A report released by the European Commission on Monday in Brussels highlighted the relative cost of onshore wind versus fossil fuel technologies like coal and gas, proving it to be the cheaper form of electricity generation in the region “when externalities are stacked with the levelised cost of energy and subsidies.”
The report (PDF), conducted by leading renewable energy consultancy firm Ecofys, ordered and endorsed by the European Commission, is the first report to ever quantify the whole of the European Union’s energy infrastructure, and the respective government interventions (ie, subsidies) therein.
Onshore Wind Out On Top
Taking into account “externalities” — such as air quality, climate change, and human toxicity, among others — onshore wind has an approximate cost of €105 per megawatt-hour (MWh). This comes in much cheaper than gas (up to €164), nuclear (€133) and coal (between €162-€233), while offshore wind comes in at €186 and solar PV has a cost of around €217.
Government intervention for renewable technologies was not dissimilar from those subsidies provided to more traditional technologies. Solar topped the list with €14.7 billion in subsidies and other government help, followed neatly by onshore wind and coal, both of which netted €10.1 billion.
News regarding the report has been confused this week, due in part to the nature of the Commission’s own public response. No mention was made by the European Union in the two press releases published on Monday announcing the report, which dealt with the report’s results on energy integration across the European Union, and “government interventions,” respectively.
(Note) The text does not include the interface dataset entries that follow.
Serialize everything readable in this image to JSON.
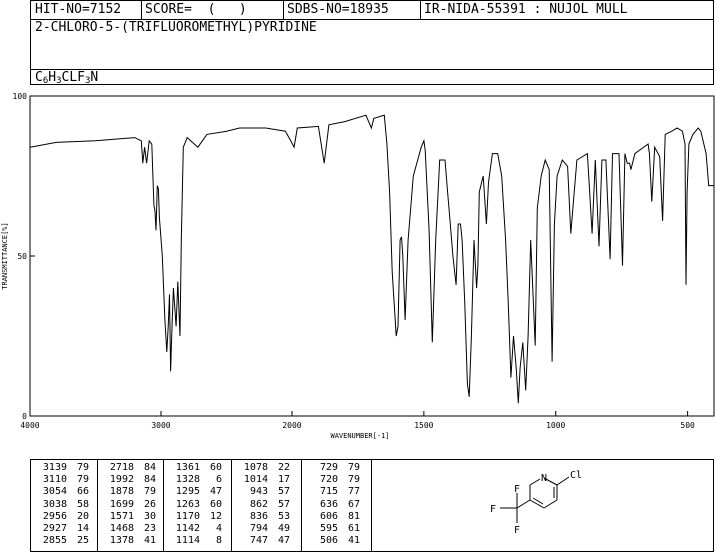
{
  "header": {
    "hit_no": "HIT-NO=7152",
    "score": "SCORE=  (   )",
    "sdbs_no": "SDBS-NO=18935",
    "ir_code": "IR-NIDA-55391 : NUJOL MULL"
  },
  "compound": {
    "name": "2-CHLORO-5-(TRIFLUOROMETHYL)PYRIDINE",
    "formula_parts": [
      "C",
      "6",
      "H",
      "3",
      "CLF",
      "3",
      "N"
    ]
  },
  "chart_data": {
    "type": "line",
    "xlabel": "WAVENUMBER[-1]",
    "ylabel": "TRANSMITTANCE[%]",
    "xlim": [
      4000,
      400
    ],
    "ylim": [
      0,
      100
    ],
    "x_ticks": [
      4000,
      3000,
      2000,
      1500,
      1000,
      500
    ],
    "y_ticks": [
      0,
      50,
      100
    ],
    "grid": false,
    "legend": "none",
    "series": [
      {
        "color": "#000000",
        "points": [
          [
            4000,
            84
          ],
          [
            3800,
            85.5
          ],
          [
            3500,
            86
          ],
          [
            3200,
            87
          ],
          [
            3150,
            86
          ],
          [
            3139,
            79
          ],
          [
            3125,
            84
          ],
          [
            3110,
            79
          ],
          [
            3090,
            86
          ],
          [
            3070,
            85
          ],
          [
            3054,
            66
          ],
          [
            3046,
            64
          ],
          [
            3038,
            58
          ],
          [
            3028,
            72
          ],
          [
            3020,
            71
          ],
          [
            3012,
            62
          ],
          [
            2990,
            50
          ],
          [
            2970,
            30
          ],
          [
            2956,
            20
          ],
          [
            2945,
            28
          ],
          [
            2935,
            38
          ],
          [
            2927,
            14
          ],
          [
            2918,
            25
          ],
          [
            2905,
            40
          ],
          [
            2885,
            28
          ],
          [
            2872,
            42
          ],
          [
            2855,
            25
          ],
          [
            2845,
            55
          ],
          [
            2830,
            84
          ],
          [
            2800,
            87
          ],
          [
            2718,
            84
          ],
          [
            2650,
            88
          ],
          [
            2500,
            89
          ],
          [
            2400,
            90
          ],
          [
            2200,
            90
          ],
          [
            2050,
            89
          ],
          [
            2010,
            86
          ],
          [
            1992,
            84
          ],
          [
            1980,
            90
          ],
          [
            1900,
            90.5
          ],
          [
            1878,
            79
          ],
          [
            1860,
            91
          ],
          [
            1800,
            92
          ],
          [
            1720,
            94
          ],
          [
            1699,
            90
          ],
          [
            1690,
            93
          ],
          [
            1650,
            94
          ],
          [
            1640,
            85
          ],
          [
            1630,
            70
          ],
          [
            1620,
            45
          ],
          [
            1605,
            25
          ],
          [
            1598,
            28
          ],
          [
            1590,
            55
          ],
          [
            1585,
            56
          ],
          [
            1580,
            50
          ],
          [
            1571,
            30
          ],
          [
            1560,
            55
          ],
          [
            1540,
            75
          ],
          [
            1510,
            84
          ],
          [
            1500,
            86
          ],
          [
            1495,
            83
          ],
          [
            1480,
            58
          ],
          [
            1468,
            23
          ],
          [
            1455,
            55
          ],
          [
            1440,
            80
          ],
          [
            1420,
            80
          ],
          [
            1410,
            70
          ],
          [
            1400,
            60
          ],
          [
            1390,
            50
          ],
          [
            1378,
            41
          ],
          [
            1370,
            60
          ],
          [
            1361,
            60
          ],
          [
            1355,
            55
          ],
          [
            1345,
            35
          ],
          [
            1335,
            10
          ],
          [
            1328,
            6
          ],
          [
            1320,
            25
          ],
          [
            1310,
            55
          ],
          [
            1300,
            40
          ],
          [
            1295,
            47
          ],
          [
            1290,
            70
          ],
          [
            1275,
            75
          ],
          [
            1263,
            60
          ],
          [
            1255,
            73
          ],
          [
            1240,
            82
          ],
          [
            1220,
            82
          ],
          [
            1205,
            75
          ],
          [
            1190,
            55
          ],
          [
            1180,
            35
          ],
          [
            1170,
            12
          ],
          [
            1160,
            25
          ],
          [
            1150,
            15
          ],
          [
            1142,
            4
          ],
          [
            1135,
            15
          ],
          [
            1125,
            23
          ],
          [
            1114,
            8
          ],
          [
            1105,
            25
          ],
          [
            1095,
            55
          ],
          [
            1078,
            22
          ],
          [
            1070,
            65
          ],
          [
            1055,
            75
          ],
          [
            1040,
            80
          ],
          [
            1025,
            77
          ],
          [
            1014,
            17
          ],
          [
            1005,
            60
          ],
          [
            995,
            75
          ],
          [
            975,
            80
          ],
          [
            955,
            78
          ],
          [
            943,
            57
          ],
          [
            935,
            65
          ],
          [
            920,
            80
          ],
          [
            880,
            82
          ],
          [
            862,
            57
          ],
          [
            850,
            80
          ],
          [
            836,
            53
          ],
          [
            825,
            80
          ],
          [
            810,
            80
          ],
          [
            794,
            49
          ],
          [
            785,
            82
          ],
          [
            760,
            82
          ],
          [
            747,
            47
          ],
          [
            738,
            82
          ],
          [
            729,
            79
          ],
          [
            720,
            79
          ],
          [
            715,
            77
          ],
          [
            700,
            82
          ],
          [
            650,
            85
          ],
          [
            645,
            82
          ],
          [
            636,
            67
          ],
          [
            625,
            84
          ],
          [
            606,
            81
          ],
          [
            595,
            61
          ],
          [
            585,
            88
          ],
          [
            560,
            89
          ],
          [
            540,
            90
          ],
          [
            520,
            89
          ],
          [
            510,
            85
          ],
          [
            506,
            41
          ],
          [
            502,
            70
          ],
          [
            495,
            85
          ],
          [
            480,
            88
          ],
          [
            460,
            90
          ],
          [
            450,
            89
          ],
          [
            430,
            82
          ],
          [
            420,
            72
          ],
          [
            400,
            72
          ]
        ]
      }
    ]
  },
  "peaks": {
    "columns": [
      [
        [
          "3139",
          "79"
        ],
        [
          "3110",
          "79"
        ],
        [
          "3054",
          "66"
        ],
        [
          "3038",
          "58"
        ],
        [
          "2956",
          "20"
        ],
        [
          "2927",
          "14"
        ],
        [
          "2855",
          "25"
        ]
      ],
      [
        [
          "2718",
          "84"
        ],
        [
          "1992",
          "84"
        ],
        [
          "1878",
          "79"
        ],
        [
          "1699",
          "26"
        ],
        [
          "1571",
          "30"
        ],
        [
          "1468",
          "23"
        ],
        [
          "1378",
          "41"
        ]
      ],
      [
        [
          "1361",
          "60"
        ],
        [
          "1328",
          "6"
        ],
        [
          "1295",
          "47"
        ],
        [
          "1263",
          "60"
        ],
        [
          "1170",
          "12"
        ],
        [
          "1142",
          "4"
        ],
        [
          "1114",
          "8"
        ]
      ],
      [
        [
          "1078",
          "22"
        ],
        [
          "1014",
          "17"
        ],
        [
          "943",
          "57"
        ],
        [
          "862",
          "57"
        ],
        [
          "836",
          "53"
        ],
        [
          "794",
          "49"
        ],
        [
          "747",
          "47"
        ]
      ],
      [
        [
          "729",
          "79"
        ],
        [
          "720",
          "79"
        ],
        [
          "715",
          "77"
        ],
        [
          "636",
          "67"
        ],
        [
          "606",
          "81"
        ],
        [
          "595",
          "61"
        ],
        [
          "506",
          "41"
        ]
      ]
    ]
  },
  "structure": {
    "labels": {
      "n": "N",
      "cl": "Cl",
      "f_top": "F",
      "f_left": "F",
      "f_bottom": "F"
    }
  }
}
In fact, it was a spokesperson from the European Wind Energy Association, Oliver Joy, who provided the EWEA’s press release, which finally highlighted the news.
The UK’s The Guardian asked the question whether maybe the report was “unwelcome in some quarters of the commission,” given that both press releases published Monday “published selective results from [the report] that did not include external health and pollution costs.”
The True Cost of Energy
“This report highlights the true cost of Europe’s dependence on fossil fuels,” said Justin Wilkes, deputy chief executive officer of the European Wind Energy Association. The report shows that not only are renewables unfairly “denigrated for being too expensive and a drain on the taxpayer,” according to Wilkes, but the report also shows “the alarming cost of coal” and how heavily reliant the industry is on similar government intervention as the solar industry.
Total support provided in the 28 Member States (in billion €2012), including EU level support.
As can be seen in the graph above, of the specific technologies receiving government support, coal and onshore wind line up quite neatly, with solar only a little ways out in front — one of the many reasons the renewable market is looking to solar for the greatest growth over the next few years.
“We are heavily subsidising the dirtiest form of electricity generation while proponents use coal’s supposed affordability as a justification for its continued use,” Wilkes continued. “The irony is that coal is the most expensive form of energy in the European Union.”
“Despite decades of heavy subsidies, mature coal and nuclear energy technologies are still dependent on similar levels of public support as innovative solar energy is receiving today,” added Frauke Thies, the policy director for the European Photovoltaic Industry Association, speaking to The Guardian.
“The difference is that costs of solar continue to decrease rapidly. If the unaccounted external costs to society are included, the report demonstrates that support to fossil fuels and nuclear even by far exceeds that to solar.”